START Data for this exercise
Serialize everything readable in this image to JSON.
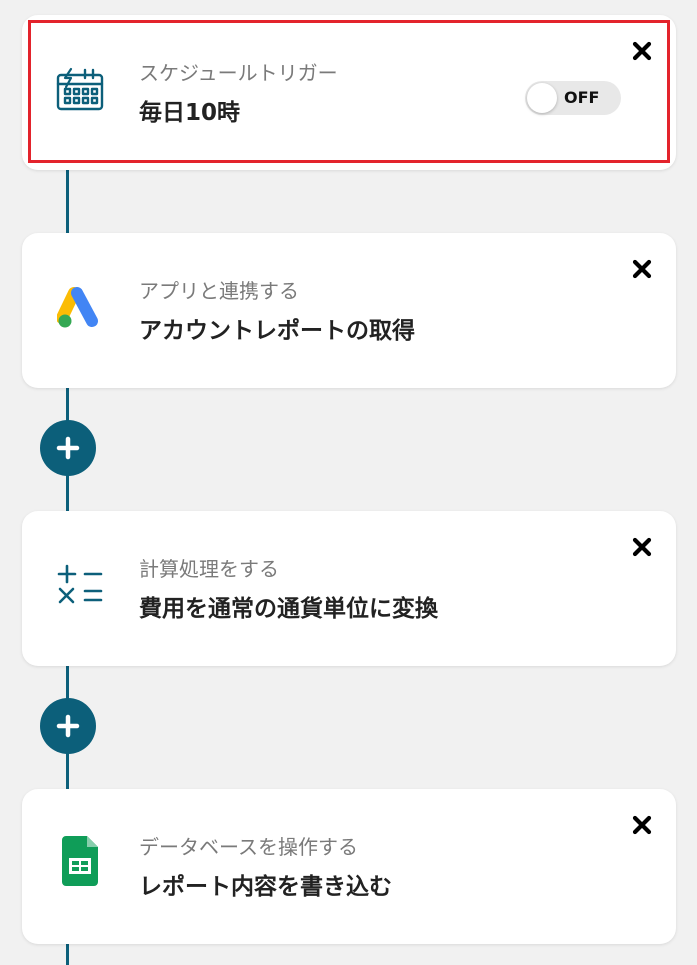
{
  "steps": [
    {
      "subtitle": "スケジュールトリガー",
      "title": "毎日10時",
      "icon": "calendar-trigger-icon",
      "toggle_label": "OFF",
      "toggle_state": "off"
    },
    {
      "subtitle": "アプリと連携する",
      "title": "アカウントレポートの取得",
      "icon": "google-ads-icon"
    },
    {
      "subtitle": "計算処理をする",
      "title": "費用を通常の通貨単位に変換",
      "icon": "calculation-icon"
    },
    {
      "subtitle": "データベースを操作する",
      "title": "レポート内容を書き込む",
      "icon": "google-sheets-icon"
    }
  ],
  "colors": {
    "accent": "#0c5f7a",
    "highlight_border": "#e3232c",
    "background": "#f1f1f1",
    "card": "#ffffff"
  }
}
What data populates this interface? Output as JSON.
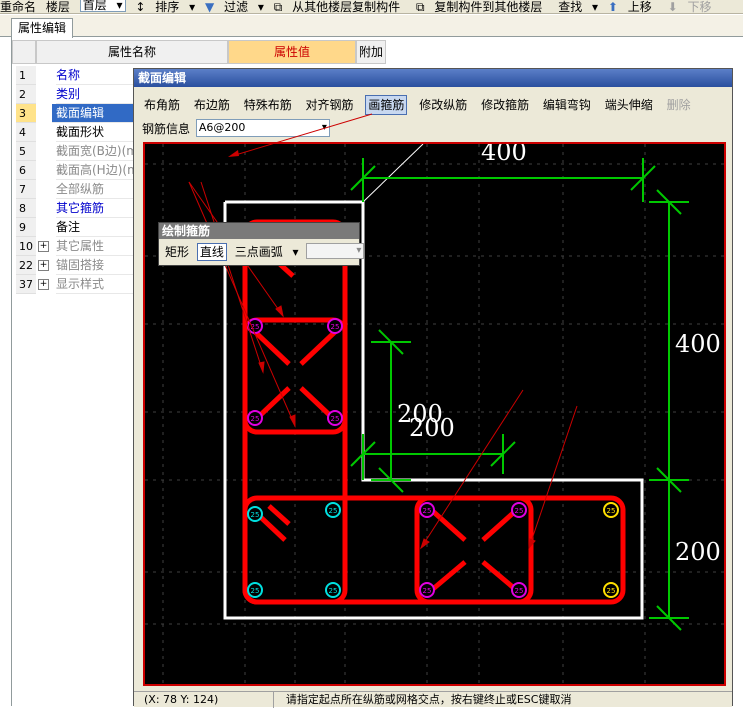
{
  "toolbar": {
    "rename": "重命名",
    "floor_label": "楼层",
    "floor_value": "首层",
    "sort": "排序",
    "filter": "过滤",
    "copy_from": "从其他楼层复制构件",
    "copy_to": "复制构件到其他楼层",
    "find": "查找",
    "move_up": "上移",
    "move_down": "下移"
  },
  "tabs": {
    "active": "属性编辑"
  },
  "grid": {
    "header_name": "属性名称",
    "header_value": "属性值",
    "header_extra": "附加",
    "rows": [
      {
        "num": "1",
        "name": "名称"
      },
      {
        "num": "2",
        "name": "类别"
      },
      {
        "num": "3",
        "name": "截面编辑"
      },
      {
        "num": "4",
        "name": "截面形状"
      },
      {
        "num": "5",
        "name": "截面宽(B边)(m"
      },
      {
        "num": "6",
        "name": "截面高(H边)(m"
      },
      {
        "num": "7",
        "name": "全部纵筋"
      },
      {
        "num": "8",
        "name": "其它箍筋"
      },
      {
        "num": "9",
        "name": "备注"
      },
      {
        "num": "10",
        "name": "其它属性",
        "expander": "+"
      },
      {
        "num": "22",
        "name": "锚固搭接",
        "expander": "+"
      },
      {
        "num": "37",
        "name": "显示样式",
        "expander": "+"
      }
    ]
  },
  "dialog": {
    "title": "截面编辑",
    "tools": [
      "布角筋",
      "布边筋",
      "特殊布筋",
      "对齐钢筋",
      "画箍筋",
      "修改纵筋",
      "修改箍筋",
      "编辑弯钩",
      "端头伸缩",
      "删除"
    ],
    "rebar_info_label": "钢筋信息",
    "rebar_info_value": "A6@200",
    "status_coord": "(X: 78 Y: 124)",
    "status_msg": "请指定起点所在纵筋或网格交点，按右键终止或ESC键取消"
  },
  "draw_panel": {
    "title": "绘制箍筋",
    "rect": "矩形",
    "line": "直线",
    "arc": "三点画弧"
  },
  "drawing": {
    "dim_top": "400",
    "dim_right_upper": "400",
    "dim_right_lower": "200",
    "dim_inner_a": "200",
    "dim_inner_b": "200",
    "bar_label": "25",
    "colors": {
      "background": "#000000",
      "stirrup": "#FF0000",
      "outline": "#FFFFFF",
      "dimension": "#00C800",
      "arrow": "#CC0000"
    }
  }
}
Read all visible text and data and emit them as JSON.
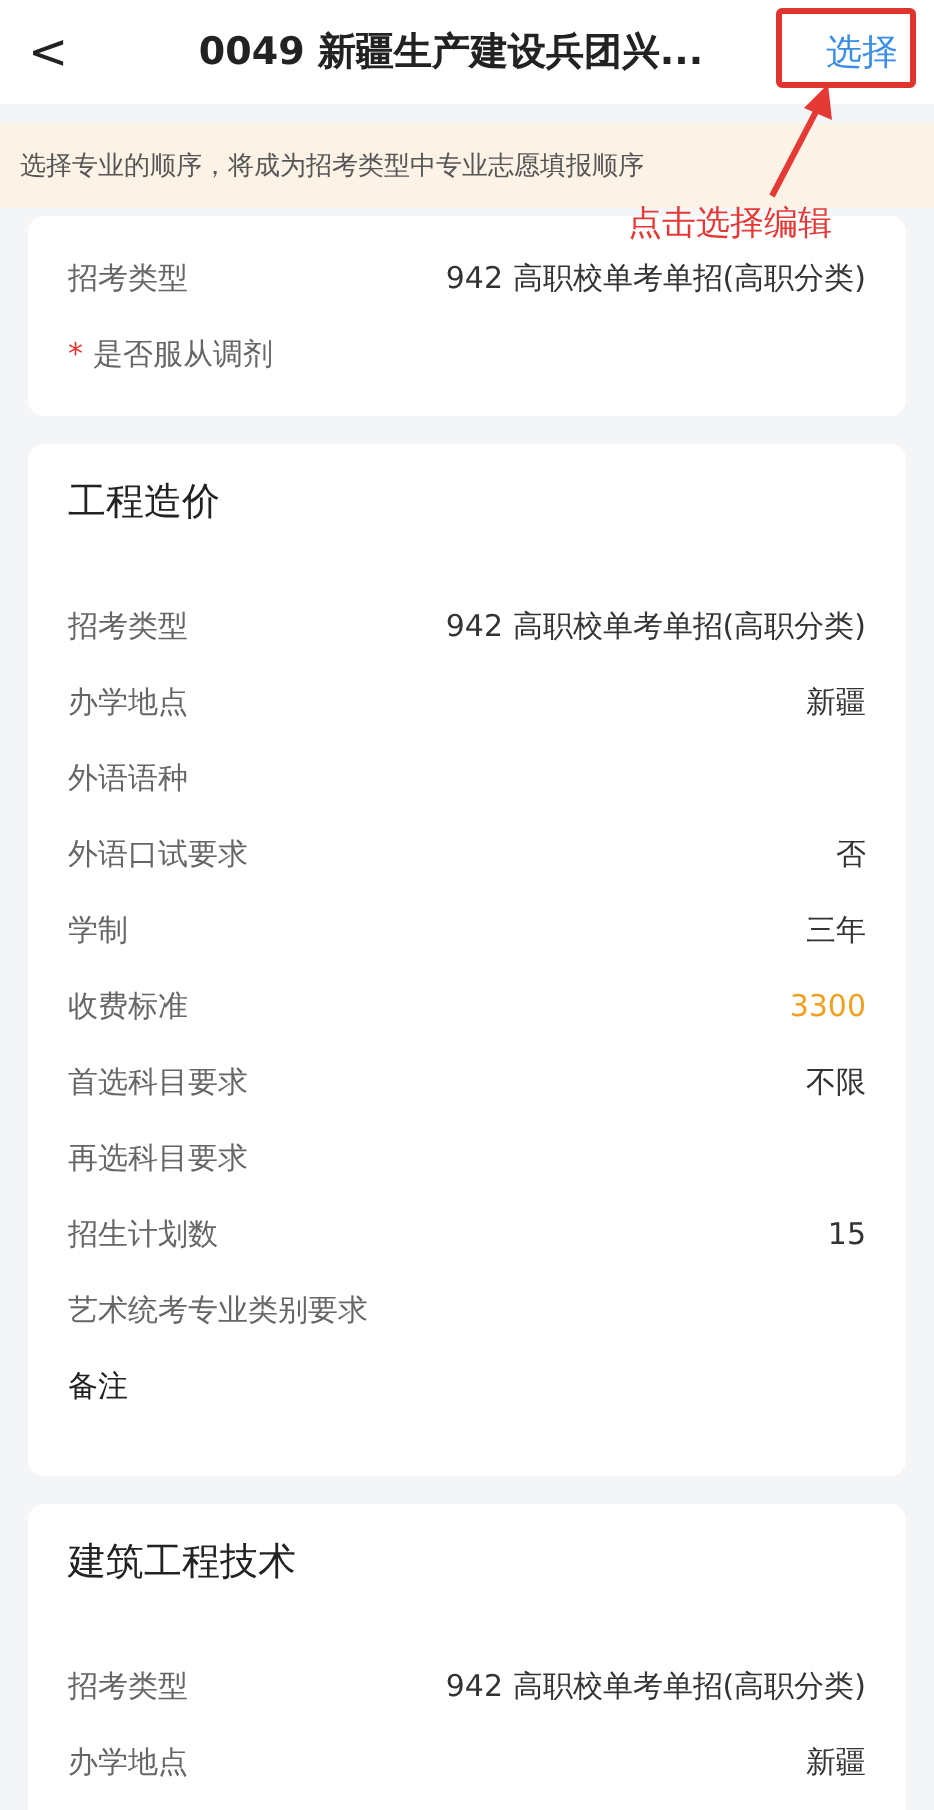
{
  "header": {
    "back": "<",
    "title": "0049 新疆生产建设兵团兴...",
    "action": "选择"
  },
  "annotation": {
    "text": "点击选择编辑"
  },
  "notice": "选择专业的顺序，将成为招考类型中专业志愿填报顺序",
  "summary": {
    "rows": [
      {
        "label": "招考类型",
        "value": "942 高职校单考单招(高职分类)"
      }
    ],
    "required_label": {
      "mark": "*",
      "text": "是否服从调剂"
    }
  },
  "majors": [
    {
      "name": "工程造价",
      "rows": [
        {
          "label": "招考类型",
          "value": "942 高职校单考单招(高职分类)",
          "kind": "plain"
        },
        {
          "label": "办学地点",
          "value": "新疆",
          "kind": "plain"
        },
        {
          "label": "外语语种",
          "kind": "plain"
        },
        {
          "label": "外语口试要求",
          "value": "否",
          "kind": "plain"
        },
        {
          "label": "学制",
          "value": "三年",
          "kind": "plain"
        },
        {
          "label": "收费标准",
          "value": "3300",
          "kind": "fee"
        },
        {
          "label": "首选科目要求",
          "value": "不限",
          "kind": "plain"
        },
        {
          "label": "再选科目要求",
          "kind": "plain"
        },
        {
          "label": "招生计划数",
          "value": "15",
          "kind": "plain"
        },
        {
          "label": "艺术统考专业类别要求",
          "kind": "plain"
        },
        {
          "label": "备注",
          "kind": "note"
        }
      ]
    },
    {
      "name": "建筑工程技术",
      "rows": [
        {
          "label": "招考类型",
          "value": "942 高职校单考单招(高职分类)",
          "kind": "plain"
        },
        {
          "label": "办学地点",
          "value": "新疆",
          "kind": "plain"
        }
      ]
    }
  ]
}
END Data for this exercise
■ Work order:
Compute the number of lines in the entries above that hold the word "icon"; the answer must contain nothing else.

■ Task output:
4